#### Task item
Copy all lines in the data that contain the string "JSON".

Content starts

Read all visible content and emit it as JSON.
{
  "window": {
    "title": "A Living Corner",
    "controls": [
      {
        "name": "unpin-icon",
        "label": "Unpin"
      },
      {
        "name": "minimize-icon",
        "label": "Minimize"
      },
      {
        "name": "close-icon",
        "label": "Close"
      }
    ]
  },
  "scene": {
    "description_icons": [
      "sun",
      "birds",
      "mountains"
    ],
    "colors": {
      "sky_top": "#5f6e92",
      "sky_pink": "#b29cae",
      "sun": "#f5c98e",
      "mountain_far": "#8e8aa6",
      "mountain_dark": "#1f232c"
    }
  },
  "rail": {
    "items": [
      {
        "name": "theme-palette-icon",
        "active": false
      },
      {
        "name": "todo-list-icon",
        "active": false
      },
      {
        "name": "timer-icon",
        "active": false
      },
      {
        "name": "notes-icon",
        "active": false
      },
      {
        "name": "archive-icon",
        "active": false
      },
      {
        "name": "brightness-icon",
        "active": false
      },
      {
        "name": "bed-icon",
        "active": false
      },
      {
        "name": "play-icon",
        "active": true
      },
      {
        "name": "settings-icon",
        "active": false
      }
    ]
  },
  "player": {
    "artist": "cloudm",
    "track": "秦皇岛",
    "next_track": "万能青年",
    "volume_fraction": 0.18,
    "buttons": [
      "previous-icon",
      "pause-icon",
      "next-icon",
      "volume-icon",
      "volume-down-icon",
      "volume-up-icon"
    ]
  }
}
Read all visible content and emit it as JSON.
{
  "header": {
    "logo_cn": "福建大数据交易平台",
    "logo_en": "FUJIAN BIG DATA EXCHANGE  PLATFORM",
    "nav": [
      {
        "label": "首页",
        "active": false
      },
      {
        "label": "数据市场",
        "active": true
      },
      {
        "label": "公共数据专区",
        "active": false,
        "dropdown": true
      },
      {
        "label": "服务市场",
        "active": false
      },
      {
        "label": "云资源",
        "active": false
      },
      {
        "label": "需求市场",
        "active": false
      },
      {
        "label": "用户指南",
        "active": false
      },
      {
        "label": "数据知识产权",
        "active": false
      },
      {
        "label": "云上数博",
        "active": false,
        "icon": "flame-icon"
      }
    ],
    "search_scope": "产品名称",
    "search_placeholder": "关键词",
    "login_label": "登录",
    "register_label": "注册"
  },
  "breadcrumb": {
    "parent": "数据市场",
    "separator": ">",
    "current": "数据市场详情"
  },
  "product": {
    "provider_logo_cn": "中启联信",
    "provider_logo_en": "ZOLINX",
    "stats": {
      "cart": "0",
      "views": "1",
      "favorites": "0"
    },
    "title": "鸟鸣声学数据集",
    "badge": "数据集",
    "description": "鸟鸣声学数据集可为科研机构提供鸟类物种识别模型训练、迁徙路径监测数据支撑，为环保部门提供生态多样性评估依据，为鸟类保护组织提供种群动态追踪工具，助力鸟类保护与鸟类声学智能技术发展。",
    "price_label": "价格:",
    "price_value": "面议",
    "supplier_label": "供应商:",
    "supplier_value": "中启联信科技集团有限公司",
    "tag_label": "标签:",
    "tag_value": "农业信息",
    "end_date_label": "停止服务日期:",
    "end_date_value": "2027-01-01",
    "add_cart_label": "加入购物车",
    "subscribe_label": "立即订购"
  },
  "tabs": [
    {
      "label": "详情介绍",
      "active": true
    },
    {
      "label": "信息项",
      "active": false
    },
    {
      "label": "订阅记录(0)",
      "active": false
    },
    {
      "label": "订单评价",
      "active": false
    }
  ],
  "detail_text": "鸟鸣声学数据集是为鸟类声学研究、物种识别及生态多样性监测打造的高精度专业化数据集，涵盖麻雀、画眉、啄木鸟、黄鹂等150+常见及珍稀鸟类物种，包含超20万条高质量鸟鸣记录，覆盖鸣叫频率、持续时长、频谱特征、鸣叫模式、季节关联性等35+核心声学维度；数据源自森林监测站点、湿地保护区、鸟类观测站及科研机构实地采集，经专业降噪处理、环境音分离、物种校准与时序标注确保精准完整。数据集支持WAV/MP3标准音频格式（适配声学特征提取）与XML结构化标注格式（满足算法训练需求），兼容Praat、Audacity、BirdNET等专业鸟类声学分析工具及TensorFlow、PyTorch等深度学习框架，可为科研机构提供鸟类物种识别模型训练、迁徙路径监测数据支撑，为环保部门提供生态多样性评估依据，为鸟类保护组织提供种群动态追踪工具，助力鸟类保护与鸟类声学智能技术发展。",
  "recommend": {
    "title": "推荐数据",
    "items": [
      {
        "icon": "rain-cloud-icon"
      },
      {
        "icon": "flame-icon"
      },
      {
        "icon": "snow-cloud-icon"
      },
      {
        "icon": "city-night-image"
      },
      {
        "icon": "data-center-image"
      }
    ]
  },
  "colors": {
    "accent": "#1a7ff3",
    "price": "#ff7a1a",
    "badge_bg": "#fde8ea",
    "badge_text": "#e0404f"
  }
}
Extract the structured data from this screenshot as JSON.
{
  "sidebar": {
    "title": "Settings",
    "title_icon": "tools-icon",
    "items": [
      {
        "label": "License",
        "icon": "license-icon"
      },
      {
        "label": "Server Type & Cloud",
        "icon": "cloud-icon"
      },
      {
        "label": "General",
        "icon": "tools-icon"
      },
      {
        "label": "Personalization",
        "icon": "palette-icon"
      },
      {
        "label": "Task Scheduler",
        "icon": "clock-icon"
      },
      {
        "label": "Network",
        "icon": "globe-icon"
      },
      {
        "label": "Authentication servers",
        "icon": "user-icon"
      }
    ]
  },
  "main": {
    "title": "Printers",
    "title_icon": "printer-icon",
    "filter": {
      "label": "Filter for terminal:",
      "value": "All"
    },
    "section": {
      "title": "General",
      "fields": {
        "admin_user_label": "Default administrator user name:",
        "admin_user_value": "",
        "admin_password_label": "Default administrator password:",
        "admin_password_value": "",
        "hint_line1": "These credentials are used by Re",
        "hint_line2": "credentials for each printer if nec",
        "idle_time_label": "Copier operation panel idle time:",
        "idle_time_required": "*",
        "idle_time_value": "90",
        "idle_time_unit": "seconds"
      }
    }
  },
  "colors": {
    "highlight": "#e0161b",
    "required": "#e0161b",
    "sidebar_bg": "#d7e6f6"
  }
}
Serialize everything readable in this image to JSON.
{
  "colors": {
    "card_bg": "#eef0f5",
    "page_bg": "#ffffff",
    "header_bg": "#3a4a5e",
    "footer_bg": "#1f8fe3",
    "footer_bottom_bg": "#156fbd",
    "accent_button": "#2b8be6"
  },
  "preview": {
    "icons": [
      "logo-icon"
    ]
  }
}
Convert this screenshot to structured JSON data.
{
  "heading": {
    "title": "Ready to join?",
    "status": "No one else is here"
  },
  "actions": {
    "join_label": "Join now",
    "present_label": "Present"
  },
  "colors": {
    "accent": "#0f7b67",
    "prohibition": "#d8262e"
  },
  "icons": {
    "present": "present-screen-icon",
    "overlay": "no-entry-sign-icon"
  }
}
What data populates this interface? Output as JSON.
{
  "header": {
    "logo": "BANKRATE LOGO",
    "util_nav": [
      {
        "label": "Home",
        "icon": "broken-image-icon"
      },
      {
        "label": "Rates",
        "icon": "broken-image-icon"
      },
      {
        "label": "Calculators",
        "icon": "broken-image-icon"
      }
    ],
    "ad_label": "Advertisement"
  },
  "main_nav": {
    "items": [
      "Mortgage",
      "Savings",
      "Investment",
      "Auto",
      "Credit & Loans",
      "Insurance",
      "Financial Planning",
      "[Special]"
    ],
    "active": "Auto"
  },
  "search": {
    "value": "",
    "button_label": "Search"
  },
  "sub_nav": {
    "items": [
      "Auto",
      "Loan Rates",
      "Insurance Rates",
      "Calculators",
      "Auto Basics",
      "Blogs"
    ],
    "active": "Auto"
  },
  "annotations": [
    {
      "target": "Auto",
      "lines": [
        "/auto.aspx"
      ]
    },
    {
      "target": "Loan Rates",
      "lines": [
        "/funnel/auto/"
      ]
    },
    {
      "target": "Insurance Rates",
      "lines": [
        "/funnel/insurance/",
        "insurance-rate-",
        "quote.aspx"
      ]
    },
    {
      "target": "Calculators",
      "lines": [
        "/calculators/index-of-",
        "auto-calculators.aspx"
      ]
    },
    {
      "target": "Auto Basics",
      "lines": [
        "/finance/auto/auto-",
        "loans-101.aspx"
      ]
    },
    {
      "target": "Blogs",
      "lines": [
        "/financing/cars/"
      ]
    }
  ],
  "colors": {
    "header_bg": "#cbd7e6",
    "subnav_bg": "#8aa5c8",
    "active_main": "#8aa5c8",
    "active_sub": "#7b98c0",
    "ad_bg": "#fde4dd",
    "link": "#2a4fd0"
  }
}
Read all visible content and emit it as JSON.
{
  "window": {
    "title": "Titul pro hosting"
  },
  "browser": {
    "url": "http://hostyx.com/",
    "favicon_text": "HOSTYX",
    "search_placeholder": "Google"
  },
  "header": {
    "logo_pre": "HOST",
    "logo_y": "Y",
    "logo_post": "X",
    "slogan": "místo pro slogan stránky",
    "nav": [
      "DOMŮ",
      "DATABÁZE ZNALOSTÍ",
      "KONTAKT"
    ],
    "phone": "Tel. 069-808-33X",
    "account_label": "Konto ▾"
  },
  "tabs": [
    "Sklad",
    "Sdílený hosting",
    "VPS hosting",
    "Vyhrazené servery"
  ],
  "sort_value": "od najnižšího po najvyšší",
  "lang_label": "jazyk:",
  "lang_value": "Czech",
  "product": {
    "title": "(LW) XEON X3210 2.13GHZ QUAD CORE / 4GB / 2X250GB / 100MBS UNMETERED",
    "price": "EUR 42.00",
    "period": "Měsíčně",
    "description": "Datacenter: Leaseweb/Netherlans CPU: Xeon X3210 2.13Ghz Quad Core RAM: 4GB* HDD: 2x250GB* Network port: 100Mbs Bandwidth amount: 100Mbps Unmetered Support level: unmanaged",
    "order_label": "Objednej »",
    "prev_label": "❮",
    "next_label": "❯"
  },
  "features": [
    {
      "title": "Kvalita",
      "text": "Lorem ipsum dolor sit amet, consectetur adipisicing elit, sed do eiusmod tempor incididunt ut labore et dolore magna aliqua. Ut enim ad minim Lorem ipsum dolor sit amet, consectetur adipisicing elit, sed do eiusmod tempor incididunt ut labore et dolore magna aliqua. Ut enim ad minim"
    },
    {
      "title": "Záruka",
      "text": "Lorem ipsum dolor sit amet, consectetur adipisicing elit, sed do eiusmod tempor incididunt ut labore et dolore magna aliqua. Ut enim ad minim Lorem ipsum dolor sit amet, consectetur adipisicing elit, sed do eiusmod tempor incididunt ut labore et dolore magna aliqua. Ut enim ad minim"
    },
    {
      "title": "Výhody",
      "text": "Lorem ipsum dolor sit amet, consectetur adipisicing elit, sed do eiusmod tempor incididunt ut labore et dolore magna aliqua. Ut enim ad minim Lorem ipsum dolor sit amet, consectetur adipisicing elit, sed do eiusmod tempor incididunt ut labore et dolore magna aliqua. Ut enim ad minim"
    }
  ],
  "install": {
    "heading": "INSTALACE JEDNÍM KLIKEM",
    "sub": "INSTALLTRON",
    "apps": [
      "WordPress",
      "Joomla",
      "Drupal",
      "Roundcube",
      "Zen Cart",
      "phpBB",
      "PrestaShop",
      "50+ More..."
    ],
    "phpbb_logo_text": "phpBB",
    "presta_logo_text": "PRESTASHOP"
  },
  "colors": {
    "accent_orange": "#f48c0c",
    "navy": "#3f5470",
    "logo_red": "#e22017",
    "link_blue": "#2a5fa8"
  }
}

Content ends

#### Answer below
Read all visible content and emit it as JSON.
Read all visible content and emit it as JSON.
Extract the structured data from this screenshot as JSON.
Serialize everything readable in this image to JSON.
Convert this screenshot to structured JSON data.
What data populates this interface? Output as JSON.
Read all visible content and emit it as JSON.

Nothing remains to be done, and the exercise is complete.